Concerned that the contentious movie “The Kerala Story” seeks to create “communal divisions in society through false claims,” the Congress party has urged the Kerala government to refuse permission for its screening. The movie has been banned in some parts like in West Bengal but still the movie is raking in moolah at the box office.
The Kerala Story is a narrative that explores the circumstances surrounding the alleged disappearance of about 32,000 women in Kerala, according to filmmaker Sudipto Sen. The movie makes the claim that these women have converted, become radicalized, and taken part in both domestic and international terrorism.
Therefore, the question: Is “The Kerala Story” a work of fiction or fact ?
It appears from extensive research that “The Kerala Story” only told part of the truth. The movie claims to be based on the experiences of four women who, between 2016 and 2018, converted to Islam and went to Afghanistan with their husbands to join ISIS. These women are reportedly being held in a prison in Afghanistan at the moment. The four women’s tales are used by the film’s director, Sudipto Sen, to illustrate a larger theme of purported Islamic State recruitment in Kerala.
The claim made in the movie that 32,000 girls in the southern state have gone “missing” after being coerced or falsely converted to Islam and then recruited by the Islamic State is the most contentious claim made in the whole movie.
According to Sudipto Sen, who was then Kerala’s Chief Minister, Oommen Chandy delivered a report to the Kerala Assembly in 2010 that stated “every year approximately 2800-3200 girls were being converted to Islam,” according to an interview on the YouTube channel “Festival of Bharat.”. This number, according to Sen in the interview, adds up to 32,000 to 33,000 girls, which is the figure cited in his film. The director and the government haven’t, however, been able to track down any 2010 documents that contain the numbers Sen.
The movie makes a more substantial claim, namely that 32,000 girls from Kerala converted to Islam, went “missing,” and were allegedly recruited by the Islamic State to fight for jihad.

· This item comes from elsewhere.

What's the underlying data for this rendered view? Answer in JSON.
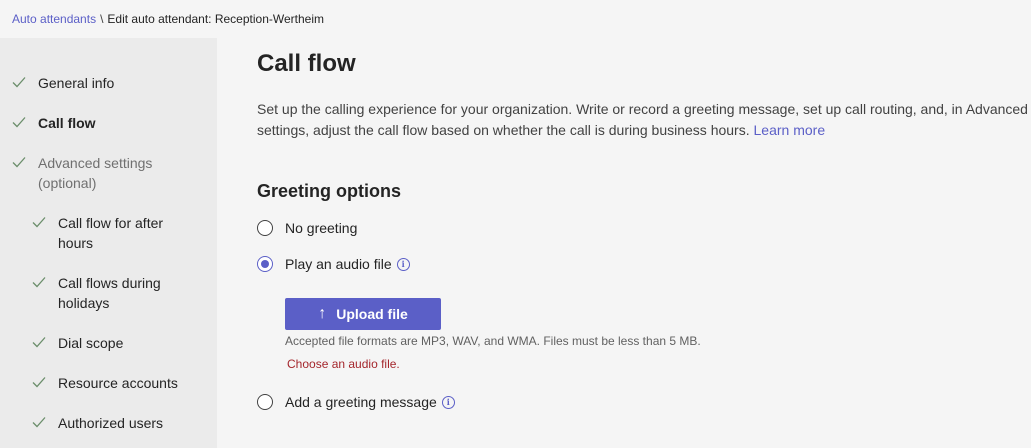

There were 66 known Indian-origin fighters associated with ISIS as of November 2020, according to the US State Department’s report titled “Country Reports on Terrorism 2020: India.”. According to intelligence agencies, of these people, 90% were reportedly from southern India. According to the aforementioned ORF report, Kerala was home to the majority of India’s ISIS recruits, with the state representing “40 of the 180 to 200 cases” nationwide. The majority of the new ISIS members from Kerala had either worked in the Gulf or had previously visited and had a preexisting tendency toward the group’s extreme ideology.